From Lauren Ipsem
Jargon drives me nuts, and makes me think of George Orwell. Technical fields are full of jargon and that often scares people. Yes, it’s a short-hand way to talk about things among members of the field, but it’s not a good way to discuss things with beginners. I have been on the receiving end of the poor use of jargon twice in the last few days. In both cases, the phrasing went like this: “Oh you just need a blibberdajibbet.” To which I would respond, “A what?”
In both cases, I knew what the thing was. I knew the definition, but the definition didn’t help me understand the concept. Also, Googling led to simply more definitions. This happens to my students all the time, and in both these cases, I was going to have to explain these concepts to students, so I wanted not only to understand them myself but also to be able to explain them well to my students. I felt sure they’d be hung up in similar ways to me, and perhaps in many more ways.

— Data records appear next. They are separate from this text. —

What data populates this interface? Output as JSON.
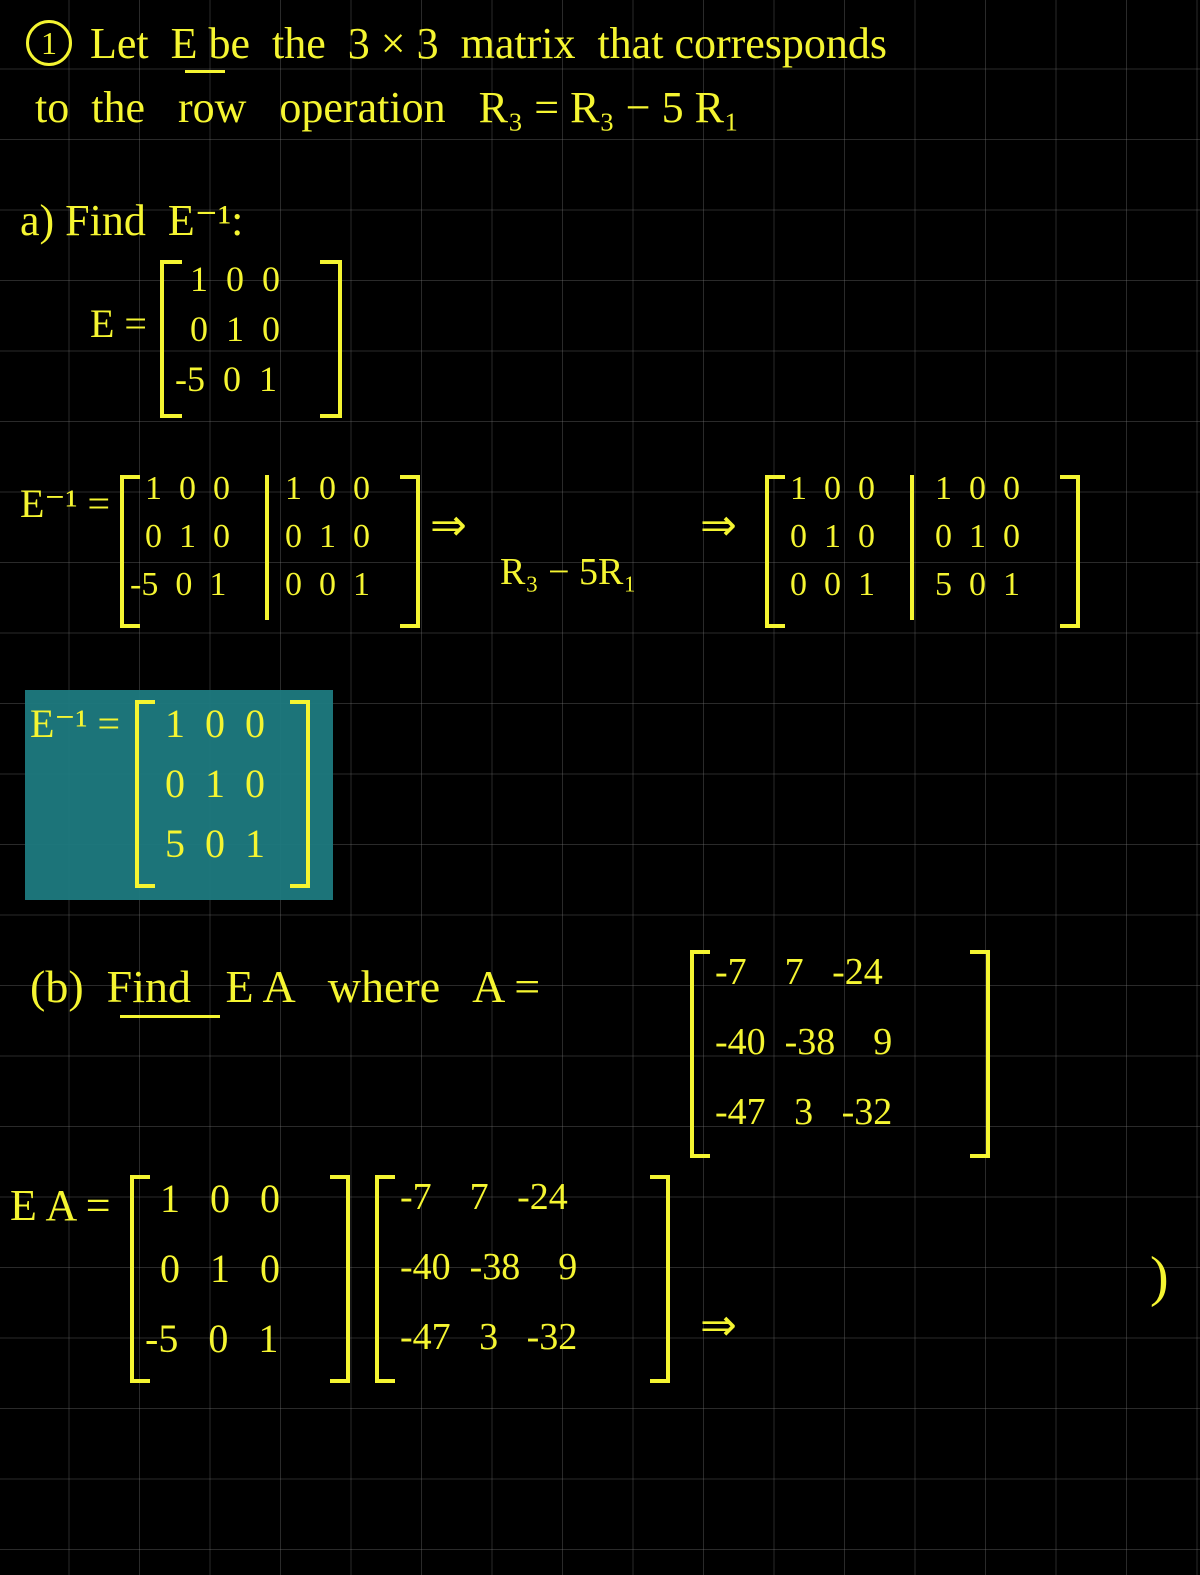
{
  "problem": {
    "number": "1",
    "intro_line1": "Let  E be  the  3 × 3  matrix  that corresponds",
    "intro_line2": "to  the   row   operation   R₃ = R₃ − 5 R₁"
  },
  "part_a": {
    "label": "a) Find  E⁻¹:",
    "E_label": "E =",
    "E_rows": [
      "1  0  0",
      "0  1  0",
      "-5  0  1"
    ],
    "inv_label": "E⁻¹ =",
    "aug_left_rows": [
      "1  0  0",
      "0  1  0",
      "-5  0  1"
    ],
    "aug_right_rows": [
      "1  0  0",
      "0  1  0",
      "0  0  1"
    ],
    "op_note": "R₃ − 5R₁",
    "aug2_left_rows": [
      "1  0  0",
      "0  1  0",
      "0  0  1"
    ],
    "aug2_right_rows": [
      "1  0  0",
      "0  1  0",
      "5  0  1"
    ],
    "result_label": "E⁻¹ =",
    "result_rows": [
      "1  0  0",
      "0  1  0",
      "5  0  1"
    ]
  },
  "part_b": {
    "label": "(b)  Find   E A   where   A =",
    "A_rows": [
      "-7    7   -24",
      "-40  -38    9",
      "-47   3   -32"
    ],
    "EA_label": "E A =",
    "E_rows": [
      "1   0   0",
      "0   1   0",
      "-5   0   1"
    ],
    "A2_rows": [
      "-7    7   -24",
      "-40  -38    9",
      "-47   3   -32"
    ],
    "arrow": "⇒",
    "stray": ")"
  }
}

The first had to do with objects and classes, which I’ve only been using for a while. I was trying to generate a class definition and have as part of the definition a reference to another class. I knew I had done this before but couldn’t remember how–a clear sign that I hadn’t grasped the concept well in the first place–so I asked Mr. Geeky. His response? Well, you need an instance (the thing derived from the class definition, for those following any of this). He may as well have said a blibberdajibbet. I knew what an instance was. I’d created them and used them many times but what he said didn’t make sense to me in my current context. And he just kept saying it like it was obvious. I figured it out the next day when I had access to some code I’d written a month ago. His response makes sense to me now but what I needed was a walk through of what I was doing. He should have said something like, you need to pass in an argument that will be an instance of the other class (an instance you haven’t created yet, but will). The will part was crucial.*

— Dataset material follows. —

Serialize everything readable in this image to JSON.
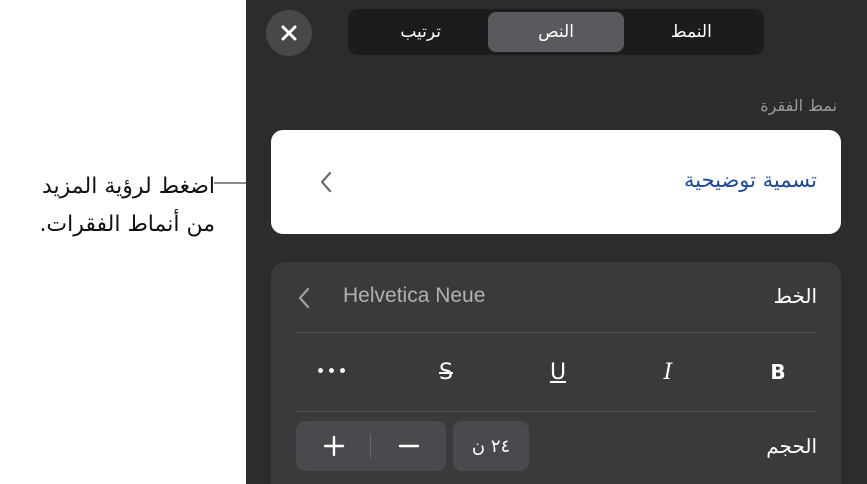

The second episode involved building something for robotics. It involved something called a 4 or 6 bar linkage, which if you google, you need a master’s in engineering or math to understand. I tried to build one without quite knowing what I was doing. Then I Googled some more, where I’d find things like, “A 6 bar linkage is like a 4 bar linkage.” Or “You need to build a 4 bar linkage. It’s easy. Here’s our picture.” That was followed by an indecipherable picture. I finally found a YouTube video with a simple and thorough explanation. And twenty minutes later, I had one built. The video assumed you didn’t know much at all about what you were doing, and it was the only thing I found that made that assumption. Everything else that claimed to be a tutorial really was more about showing off what they knew.

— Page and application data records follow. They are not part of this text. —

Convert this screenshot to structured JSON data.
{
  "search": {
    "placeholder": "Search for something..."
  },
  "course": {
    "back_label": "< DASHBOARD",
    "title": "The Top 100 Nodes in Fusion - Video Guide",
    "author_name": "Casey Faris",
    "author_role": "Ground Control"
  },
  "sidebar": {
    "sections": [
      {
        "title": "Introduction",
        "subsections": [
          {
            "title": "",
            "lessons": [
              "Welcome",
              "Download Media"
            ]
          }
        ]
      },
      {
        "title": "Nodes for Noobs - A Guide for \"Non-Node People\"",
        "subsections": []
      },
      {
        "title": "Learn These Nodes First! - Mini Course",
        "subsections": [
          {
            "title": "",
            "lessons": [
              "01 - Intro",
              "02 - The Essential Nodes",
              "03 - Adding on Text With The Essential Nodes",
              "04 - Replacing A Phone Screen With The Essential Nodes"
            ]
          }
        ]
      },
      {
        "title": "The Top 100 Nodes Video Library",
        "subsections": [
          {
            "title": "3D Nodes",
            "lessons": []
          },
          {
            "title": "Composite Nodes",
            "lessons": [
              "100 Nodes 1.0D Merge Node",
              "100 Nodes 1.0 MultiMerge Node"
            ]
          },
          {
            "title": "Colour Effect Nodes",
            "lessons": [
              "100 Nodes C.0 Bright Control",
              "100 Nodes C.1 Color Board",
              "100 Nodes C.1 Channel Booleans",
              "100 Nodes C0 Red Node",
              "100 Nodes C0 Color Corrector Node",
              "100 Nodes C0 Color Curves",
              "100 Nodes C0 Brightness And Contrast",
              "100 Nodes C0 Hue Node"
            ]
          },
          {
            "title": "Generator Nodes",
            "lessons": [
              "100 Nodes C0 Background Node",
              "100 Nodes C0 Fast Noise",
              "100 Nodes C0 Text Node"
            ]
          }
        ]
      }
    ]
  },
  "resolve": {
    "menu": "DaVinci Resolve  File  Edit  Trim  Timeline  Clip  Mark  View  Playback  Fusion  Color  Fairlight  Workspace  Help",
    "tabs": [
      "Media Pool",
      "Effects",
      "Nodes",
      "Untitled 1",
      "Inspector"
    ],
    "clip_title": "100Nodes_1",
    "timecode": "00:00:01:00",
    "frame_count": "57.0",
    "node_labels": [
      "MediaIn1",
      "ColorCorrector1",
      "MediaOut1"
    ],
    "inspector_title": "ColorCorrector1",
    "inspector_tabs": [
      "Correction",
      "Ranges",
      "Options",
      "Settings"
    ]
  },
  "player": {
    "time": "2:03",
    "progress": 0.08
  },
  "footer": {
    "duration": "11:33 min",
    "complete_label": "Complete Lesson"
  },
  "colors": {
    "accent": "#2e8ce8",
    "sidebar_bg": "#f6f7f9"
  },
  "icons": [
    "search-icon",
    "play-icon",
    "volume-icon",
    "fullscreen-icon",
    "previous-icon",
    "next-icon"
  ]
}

The thing is, while jargon can make things efficient for those in the know, it can serve to shut out those trying to get in. It can be as bad as slamming a door in one’s face. My current field isn’t the only one that’s bad about this. Try reading some literary criticism sometime.
*apologies for the jargon. I could step it back even further and make it non jargony, but I’m tired